For children who understand this love language, physical touch will communicate love more deeply than saying the words “I love you,” giving a present, fixing a bicycle, or spending time with them. Of course, they receive love in all the languages, but for them, the one with the clearest and loudest voice is physical touch. Without hugs, kisses, pats on the back, and other physical expressions of love, their love tanks will remain less than full.
• Give lots of hugs and kisses.
• Play games that involve a lot of touching like twister or this little piggy.
• Make up a secret handshake.
• Snuggle together to read a book.
• Simply pat your child on the back or hold hands when you walk.
In a culture where we often prefer to show our love rather than say it, words can be all the more powerful. We seem to only say “I love you” on special occasions, but for children who prefer this love language, even words that are quickly said will not be soon forgotten. A child reaps the benefits of affirming words for a lifetime.
• Say “I love you” at least once a day.
• Say “I love watching you…(play, draw, sing, etc.).”
• Give your child a pet name or term of endearment.
• Write little love notes for them to find in their lunch box or around the house.
• Acknowledge and praise their efforts.
Quality time is focused, undivided attention. Quality time is the gift of your presence. It doesn’t matter what you do, so long as you’re there, being together. This is my daughter’s love language. To her, I’m the most important person in the world, at least right now, so she needs to feel the same from me.
• Put your phone away.
• Listen to your child’s stories and feelings.
• Bring your child along to run errands.
• Do fun activities like drawing, dancing, or playing together.
• Go on adventures in different places like the park, the library, the mall, etc.
You might be inclined to think that all children love gifts, judging from the way they beg for things. While it is true that all children–and adults–respond positively to accepting presents, those whose love language this is will have a deeper appreciation for what you give. Remember, for them, this is love’s loudest voice. They see the gift as an extension of you and your love, it doesn’t even matter how big or small of a thing it is.
• Choose gifts that are meaningful to your child. It could be a small, inexpensive token, but give something frequently.
• Make a collection of special wrapping paper or ribbons and boxes.

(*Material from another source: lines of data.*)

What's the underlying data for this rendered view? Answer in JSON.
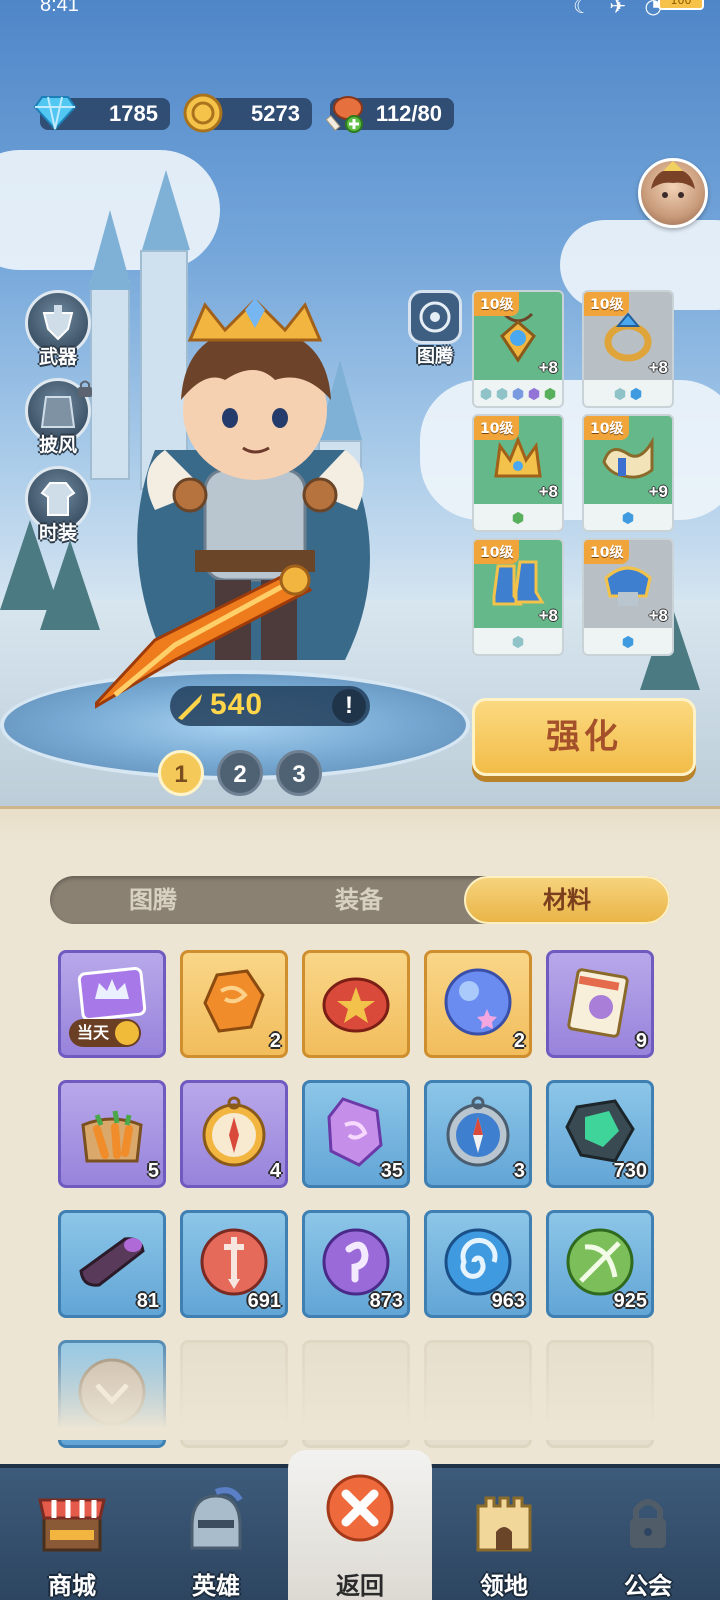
{
  "status": {
    "time": "8:41",
    "battery": "100"
  },
  "currency": {
    "diamond": "1785",
    "coin": "5273",
    "stamina": "112/80"
  },
  "side_menu": [
    {
      "label": "武器",
      "icon": "weapon-icon",
      "locked": false
    },
    {
      "label": "披风",
      "icon": "cloak-icon",
      "locked": true
    },
    {
      "label": "时装",
      "icon": "costume-icon",
      "locked": false
    }
  ],
  "totem_button": {
    "label": "图腾"
  },
  "equipment": [
    {
      "level": "10级",
      "plus": "+8",
      "rarity": "green",
      "icon": "amulet-icon",
      "gems": [
        "#8fc3c8",
        "#8fc3c8",
        "#7a9be0",
        "#9274d6",
        "#58b05c"
      ]
    },
    {
      "level": "10级",
      "plus": "+8",
      "rarity": "gray",
      "icon": "ring-icon",
      "gems": [
        "#8fc3c8",
        "#3f9ae0"
      ]
    },
    {
      "level": "10级",
      "plus": "+8",
      "rarity": "green",
      "icon": "crown-icon",
      "gems": [
        "#58b05c"
      ]
    },
    {
      "level": "10级",
      "plus": "+9",
      "rarity": "green",
      "icon": "horn-icon",
      "gems": [
        "#3f9ae0"
      ]
    },
    {
      "level": "10级",
      "plus": "+8",
      "rarity": "green",
      "icon": "boots-icon",
      "gems": [
        "#8fc3c8"
      ]
    },
    {
      "level": "10级",
      "plus": "+8",
      "rarity": "gray",
      "icon": "shoulder-armor-icon",
      "gems": [
        "#3f9ae0"
      ]
    }
  ],
  "power": {
    "value": "540",
    "info": "!"
  },
  "pages": [
    "1",
    "2",
    "3"
  ],
  "upgrade_button": "强化",
  "tabs": [
    {
      "label": "图腾",
      "active": false
    },
    {
      "label": "装备",
      "active": false
    },
    {
      "label": "材料",
      "active": true
    }
  ],
  "materials": [
    {
      "rarity": "purple",
      "icon": "crown-card-icon",
      "count": "",
      "badge": "当天"
    },
    {
      "rarity": "orange",
      "icon": "amber-ore-icon",
      "count": "2"
    },
    {
      "rarity": "orange",
      "icon": "star-token-icon",
      "count": ""
    },
    {
      "rarity": "orange",
      "icon": "star-orb-icon",
      "count": "2"
    },
    {
      "rarity": "purple",
      "icon": "integral-scroll-icon",
      "count": "9"
    },
    {
      "rarity": "purple",
      "icon": "carrot-sack-icon",
      "count": "5"
    },
    {
      "rarity": "purple",
      "icon": "gold-compass-icon",
      "count": "4"
    },
    {
      "rarity": "blue",
      "icon": "purple-crystal-icon",
      "count": "35"
    },
    {
      "rarity": "blue",
      "icon": "blue-compass-icon",
      "count": "3"
    },
    {
      "rarity": "blue",
      "icon": "green-ore-icon",
      "count": "730"
    },
    {
      "rarity": "blue",
      "icon": "dark-log-icon",
      "count": "81"
    },
    {
      "rarity": "blue",
      "icon": "sword-orb-icon",
      "count": "691"
    },
    {
      "rarity": "blue",
      "icon": "hook-orb-icon",
      "count": "873"
    },
    {
      "rarity": "blue",
      "icon": "swirl-orb-icon",
      "count": "963"
    },
    {
      "rarity": "blue",
      "icon": "bow-orb-icon",
      "count": "925"
    },
    {
      "rarity": "blue",
      "icon": "emblem-orb-icon",
      "count": ""
    },
    {
      "rarity": "empty",
      "icon": "",
      "count": ""
    },
    {
      "rarity": "empty",
      "icon": "",
      "count": ""
    },
    {
      "rarity": "empty",
      "icon": "",
      "count": ""
    },
    {
      "rarity": "empty",
      "icon": "",
      "count": ""
    }
  ],
  "nav": [
    {
      "label": "商城",
      "icon": "shop-icon",
      "active": false
    },
    {
      "label": "英雄",
      "icon": "helmet-icon",
      "active": false
    },
    {
      "label": "返回",
      "icon": "close-icon",
      "active": true
    },
    {
      "label": "领地",
      "icon": "castle-icon",
      "active": false
    },
    {
      "label": "公会",
      "icon": "lock-icon",
      "active": false
    }
  ]
}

• Gift your child with a special song–either one you created or just one that will be “your song.”
• Create a scrapbook and fill it with your photos together.
• Buy something with their name on it or something that fits their personality, like a shirt or a mug.
Those who speak this love language would ask you to fix a bike or mend a doll’s dress, but they don’t merely want to get a task done–this is your child’s cry for love. If your child’s primary love language is acts of service, this does not mean that you must jump at every request, but each request does call for a thoughtful, loving response.
• Make your child his or her favorite meal.
• Organize his or her drawers for him or her.
• Surprise your child by finishing a chore he or she usually does.
• Check out library books you know they would like.
• Help your child do his or her homework.